Should research funding be confined to a few large universities? A number of vice chancellors believe so. Derek Roberts, the provost of University College, says that the number of designated research universities should be as few as ten. The argument is that it will permit the development of centres of excellence and reduce wasteful duplication of effort.
This is often coupled with a claim that research excellence can only be fostered efficiently in large universities. Only they, it is argued, have sufficient resources to maintain high quality laboratories and archives, to purchase expensive equipment and to pay salaries high enough to attract top class staff.
Some 15 of the old universities are large institutions (student populations more than 11,000 full-time equivalents). Included are Oxford and Cambridge, and most of the big civics. They lobby as the Russell Group.
But there is a significant group of research excellent universities who claim the size argument is misleading. Lobbying as the 94 Group, they include 11 English universities (Bath, Durham, East Anglia, Essex, Exeter, Lancaster, Reading, Surrey, Sussex, Warwick and York) and two colleges of the University of London (LSE and Birkbeck) which, while of medium size have a very high research profile. In the 1992 Research Assessment Exercise 11 of the 94 Group appeared in the top 20 of research universities, outperforming many of the Russell Group (see table).
In common with the larger civics, they gain a high proportion (25-53 per cent) of their income from research, and a high proportion of their research active staff are in grade 4 and 5 departments (50-85 per cent). They also see themselves as research institutions in which there is a high degree of intellectual synergy between research and teaching. Postgraduate students constitute more than 20 per cent of FTEs in 94 Group institutions (range 21-42 per cent).
There appear to be several inter-related features of the 94 Group universities that have contributed to their success. Because of their relatively small size they have made a conscious effort to focus on certain areas of research expertise (17-40 units of assessment; most civics submit more than 40 units). By targeting resources and having a highly selective and attractive recruitment policy it has been possible to create groups of sufficient critical mass to compete on equal terms with similar groups in large universities. For example, there are very large and successful faculties of biological sciences at Sussex, of engineering at Surrey and Warwick, of economics at LSE and York, education at Exeter, agriculture at Reading, theology at Durham, and business at Warwick. Their size and their lack of complicated faculty and administrative structures facilitate innovation and permits them to respond rapidly to new opportunities.
Many of the 94 Group are also characterised by a strong emphasis on interdisciplinary research, facilitated by specific structures, such as schools of study (East Anglia's school of environmental sciences or Sussex's school of cognitive sciences), or collegiate systems such as at Durham, or the creation of interdisciplinary research centres (LSE has 25, Lancaster has 20, Warwick 48, Durham 30). As a result, the research output is often distinctive, not only in quality but in the way research topics are addressed.
One consequence is that the 94 Group has been active in seeking out particularly unusual and often unique research niches, with high national and international profiles.
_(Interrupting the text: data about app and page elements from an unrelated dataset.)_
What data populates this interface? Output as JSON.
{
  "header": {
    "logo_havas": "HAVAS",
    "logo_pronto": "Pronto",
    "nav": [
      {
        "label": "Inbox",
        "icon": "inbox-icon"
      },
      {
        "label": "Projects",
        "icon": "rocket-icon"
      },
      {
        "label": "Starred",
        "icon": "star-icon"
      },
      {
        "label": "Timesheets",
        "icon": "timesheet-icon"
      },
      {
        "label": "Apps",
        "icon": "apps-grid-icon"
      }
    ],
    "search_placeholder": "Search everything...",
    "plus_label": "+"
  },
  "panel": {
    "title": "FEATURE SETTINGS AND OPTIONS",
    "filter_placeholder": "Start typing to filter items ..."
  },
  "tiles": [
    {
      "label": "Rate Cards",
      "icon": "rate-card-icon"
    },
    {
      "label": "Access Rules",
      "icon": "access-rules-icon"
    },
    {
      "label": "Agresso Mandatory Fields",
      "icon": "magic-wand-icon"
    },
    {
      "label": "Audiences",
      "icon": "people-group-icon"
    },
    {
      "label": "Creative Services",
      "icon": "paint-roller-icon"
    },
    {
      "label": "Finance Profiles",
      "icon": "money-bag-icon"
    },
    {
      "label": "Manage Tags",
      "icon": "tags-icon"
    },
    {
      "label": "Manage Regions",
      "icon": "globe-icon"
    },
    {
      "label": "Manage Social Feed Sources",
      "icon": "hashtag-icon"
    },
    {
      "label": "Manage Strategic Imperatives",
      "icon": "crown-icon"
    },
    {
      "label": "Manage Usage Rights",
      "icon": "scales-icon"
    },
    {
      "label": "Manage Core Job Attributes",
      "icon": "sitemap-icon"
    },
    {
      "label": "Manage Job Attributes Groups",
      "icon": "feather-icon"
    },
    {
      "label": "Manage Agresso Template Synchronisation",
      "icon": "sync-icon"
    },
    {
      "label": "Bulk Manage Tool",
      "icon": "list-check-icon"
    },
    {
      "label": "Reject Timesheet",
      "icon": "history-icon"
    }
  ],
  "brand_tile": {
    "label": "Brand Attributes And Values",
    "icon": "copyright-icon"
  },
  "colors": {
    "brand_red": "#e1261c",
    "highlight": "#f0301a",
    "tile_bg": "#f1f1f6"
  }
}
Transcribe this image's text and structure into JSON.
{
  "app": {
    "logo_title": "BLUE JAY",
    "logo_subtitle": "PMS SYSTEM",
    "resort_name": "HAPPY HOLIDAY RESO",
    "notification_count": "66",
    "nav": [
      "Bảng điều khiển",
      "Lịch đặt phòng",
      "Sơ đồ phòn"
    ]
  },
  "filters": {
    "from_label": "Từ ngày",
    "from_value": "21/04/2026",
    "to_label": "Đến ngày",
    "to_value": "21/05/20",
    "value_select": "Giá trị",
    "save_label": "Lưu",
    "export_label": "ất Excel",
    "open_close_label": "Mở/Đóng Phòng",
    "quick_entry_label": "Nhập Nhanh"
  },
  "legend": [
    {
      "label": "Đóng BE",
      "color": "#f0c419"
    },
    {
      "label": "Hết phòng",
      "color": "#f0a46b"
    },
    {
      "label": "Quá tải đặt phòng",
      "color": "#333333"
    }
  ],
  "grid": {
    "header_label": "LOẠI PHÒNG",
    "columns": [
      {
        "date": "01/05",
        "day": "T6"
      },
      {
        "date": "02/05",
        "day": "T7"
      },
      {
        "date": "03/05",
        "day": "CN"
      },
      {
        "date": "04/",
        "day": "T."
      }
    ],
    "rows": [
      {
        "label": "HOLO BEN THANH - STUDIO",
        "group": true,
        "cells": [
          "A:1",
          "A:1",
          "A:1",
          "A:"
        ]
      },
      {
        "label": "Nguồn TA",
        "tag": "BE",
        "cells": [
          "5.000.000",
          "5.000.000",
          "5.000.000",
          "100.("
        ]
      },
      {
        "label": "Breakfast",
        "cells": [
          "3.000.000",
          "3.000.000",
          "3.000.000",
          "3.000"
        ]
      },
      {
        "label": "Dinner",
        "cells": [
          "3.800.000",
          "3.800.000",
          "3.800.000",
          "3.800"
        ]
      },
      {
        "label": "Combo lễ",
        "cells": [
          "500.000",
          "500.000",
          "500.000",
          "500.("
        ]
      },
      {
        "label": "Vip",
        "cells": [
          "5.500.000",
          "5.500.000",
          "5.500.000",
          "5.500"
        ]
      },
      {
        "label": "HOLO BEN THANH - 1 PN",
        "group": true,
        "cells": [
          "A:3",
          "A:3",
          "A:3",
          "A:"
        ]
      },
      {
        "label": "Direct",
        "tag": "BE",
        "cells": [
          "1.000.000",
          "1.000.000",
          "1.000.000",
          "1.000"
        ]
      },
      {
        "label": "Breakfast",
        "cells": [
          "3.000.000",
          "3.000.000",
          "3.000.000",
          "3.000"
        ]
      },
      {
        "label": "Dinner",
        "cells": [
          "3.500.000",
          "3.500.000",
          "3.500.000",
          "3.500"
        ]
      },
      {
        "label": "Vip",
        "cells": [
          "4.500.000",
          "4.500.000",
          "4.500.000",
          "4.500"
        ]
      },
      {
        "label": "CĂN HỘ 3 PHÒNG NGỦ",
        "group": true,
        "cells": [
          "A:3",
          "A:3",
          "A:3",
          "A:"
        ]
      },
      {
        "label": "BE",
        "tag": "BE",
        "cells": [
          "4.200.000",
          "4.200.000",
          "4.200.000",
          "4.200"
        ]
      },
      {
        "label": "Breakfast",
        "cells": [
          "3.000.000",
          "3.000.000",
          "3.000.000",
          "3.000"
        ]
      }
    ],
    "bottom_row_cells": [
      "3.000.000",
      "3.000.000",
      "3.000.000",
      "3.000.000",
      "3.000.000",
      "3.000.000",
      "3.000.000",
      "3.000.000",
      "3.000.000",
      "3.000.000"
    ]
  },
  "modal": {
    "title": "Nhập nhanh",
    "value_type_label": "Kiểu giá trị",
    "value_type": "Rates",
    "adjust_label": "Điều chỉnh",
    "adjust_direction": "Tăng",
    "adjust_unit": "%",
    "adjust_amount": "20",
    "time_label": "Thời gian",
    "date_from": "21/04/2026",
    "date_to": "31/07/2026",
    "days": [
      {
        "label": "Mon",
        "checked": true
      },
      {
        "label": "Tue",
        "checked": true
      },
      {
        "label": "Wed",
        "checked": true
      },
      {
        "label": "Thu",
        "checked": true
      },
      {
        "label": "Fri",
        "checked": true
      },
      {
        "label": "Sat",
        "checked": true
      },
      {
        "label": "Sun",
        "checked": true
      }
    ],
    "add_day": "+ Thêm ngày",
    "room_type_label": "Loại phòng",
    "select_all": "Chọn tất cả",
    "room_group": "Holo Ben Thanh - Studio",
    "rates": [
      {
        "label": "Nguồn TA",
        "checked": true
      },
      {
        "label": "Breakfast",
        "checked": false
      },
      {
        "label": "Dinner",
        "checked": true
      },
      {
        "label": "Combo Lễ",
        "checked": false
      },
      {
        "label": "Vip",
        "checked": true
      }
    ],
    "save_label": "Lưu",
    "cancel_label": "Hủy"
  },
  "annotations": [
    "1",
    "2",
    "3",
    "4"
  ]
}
Examples include the Science Policy Research Unit at Sussex, international research centres in neurosciences at Sussex, in global environmental change at East Anglia and in micro-social change at Essex. Birkbeck is distinguished by its protein crystallography group, Exeter by the Arab Gulf studies centre and the centre for complementary medicine, Surrey by its centre for satellite engineering research, Durham by research in astronomy and particle physics, York by its institute of railway studies, Lancaster by the Ruskin programme and centre for engineering and design, and Bath by the centre for drug formulation and the social services research and development unit.
A final distinctive feature is that most of the 94 Group universities are engaged in applied research with strong regional connections. Warwick has a world-renowned manufacturing group and a research park with 64 companies; Surrey has multi-million pound technology transfer companies associated with its research centres, and a multinational research park housing 70 companies; York has recently established a local bioscience consortium, including international research centres; East Anglia, with the Norwich research park has the largest concentration of biotechnologists in the UK and Sussex is creating an innovation centre (in collaboration with the University of Brighton and funded by the local authorities) for technology companies engaged in international research and development.
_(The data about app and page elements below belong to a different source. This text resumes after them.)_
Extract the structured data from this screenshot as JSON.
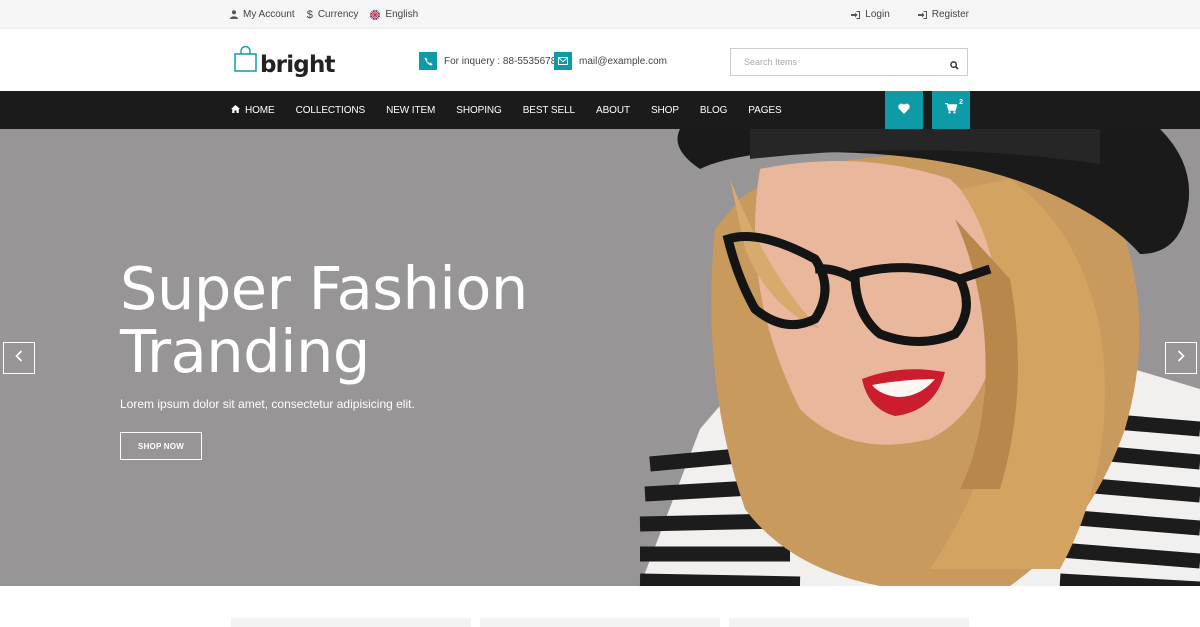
{
  "topbar": {
    "my_account": "My Account",
    "currency": "Currency",
    "language": "English",
    "login": "Login",
    "register": "Register"
  },
  "header": {
    "logo_text": "bright",
    "phone_text": "For inquery : 88-5535678",
    "email_text": "mail@example.com",
    "search_placeholder": "Search Items"
  },
  "nav": {
    "items": [
      {
        "label": "HOME",
        "icon": "home-icon"
      },
      {
        "label": "COLLECTIONS"
      },
      {
        "label": "NEW ITEM"
      },
      {
        "label": "SHOPING"
      },
      {
        "label": "BEST SELL"
      },
      {
        "label": "ABOUT"
      },
      {
        "label": "SHOP"
      },
      {
        "label": "BLOG"
      },
      {
        "label": "PAGES"
      }
    ],
    "cart_count": "2"
  },
  "hero": {
    "title_line1": "Super Fashion",
    "title_line2": "Tranding",
    "subtitle": "Lorem ipsum dolor sit amet, consectetur adipisicing elit.",
    "cta": "SHOP NOW"
  },
  "colors": {
    "accent": "#0e9aa7",
    "nav_bg": "#1b1b1b",
    "hero_bg": "#979596"
  }
}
By any national or international standard these are clearly institutions of great value. They have demonstrated that high research quality, both pure and applied, can be generated in small to medium-sized universities and, indeed, in many respects their research excellence is a direct function of their ability to be flexible and innovative. In theory their distinctive research centres could be taken over by the big civics. But it is doubtful whether these often interdisciplinary research initiatives would necessarily flourish as readily in different organisational contexts and cultures.
At the Higher Education Funding Council for England headquarters there is currently much experimenting with research funding models in anticipation of the 1996 research assessment exercise. For the 94 Group the danger is that research funds will become increasingly limited to the big civics or dissipated among the new universities. It is in the national interest that any model must recognise and protect our 4, 5 and 5* rated subject groups.
Gordon Conway is vice chancellor of the University of Sussex.